- Brief -
Would you copy every record exactly as it stands and drop the pictures?

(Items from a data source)
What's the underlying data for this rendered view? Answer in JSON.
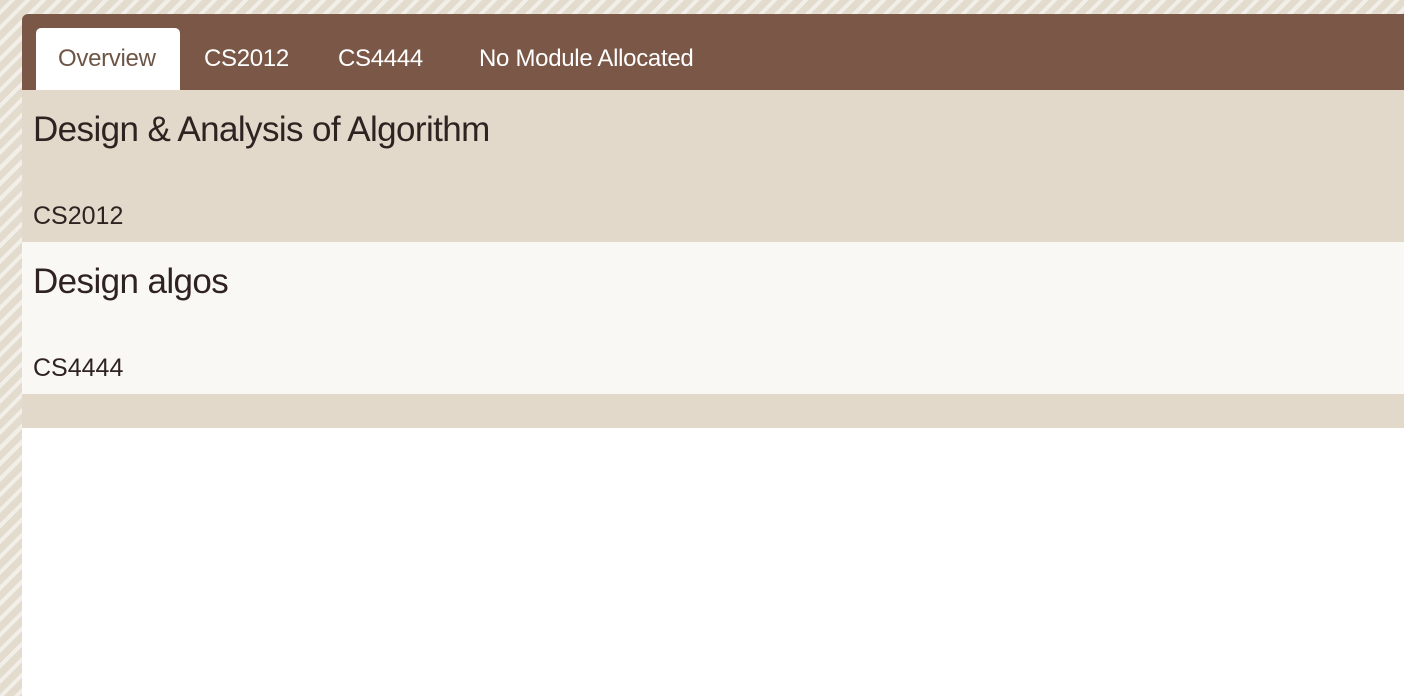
{
  "tabs": [
    {
      "label": "Overview",
      "active": true
    },
    {
      "label": "CS2012",
      "active": false
    },
    {
      "label": "CS4444",
      "active": false
    },
    {
      "label": "No Module Allocated",
      "active": false
    }
  ],
  "modules": [
    {
      "name": "Design & Analysis of Algorithm",
      "code": "CS2012"
    },
    {
      "name": "Design algos",
      "code": "CS4444"
    }
  ],
  "colors": {
    "tabbar": "#7a5746",
    "row_odd": "#e2d9cb",
    "row_even": "#faf8f5",
    "text": "#2f2321",
    "active_tab_text": "#6e5647"
  }
}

- Answer to the problem -
What's the underlying data for this rendered view? Answer in JSON.
{
  "tabs": [
    {
      "label": "Overview",
      "active": true
    },
    {
      "label": "CS2012",
      "active": false
    },
    {
      "label": "CS4444",
      "active": false
    },
    {
      "label": "No Module Allocated",
      "active": false
    }
  ],
  "modules": [
    {
      "name": "Design & Analysis of Algorithm",
      "code": "CS2012"
    },
    {
      "name": "Design algos",
      "code": "CS4444"
    }
  ],
  "colors": {
    "tabbar": "#7a5746",
    "row_odd": "#e2d9cb",
    "row_even": "#faf8f5",
    "text": "#2f2321",
    "active_tab_text": "#6e5647"
  }
}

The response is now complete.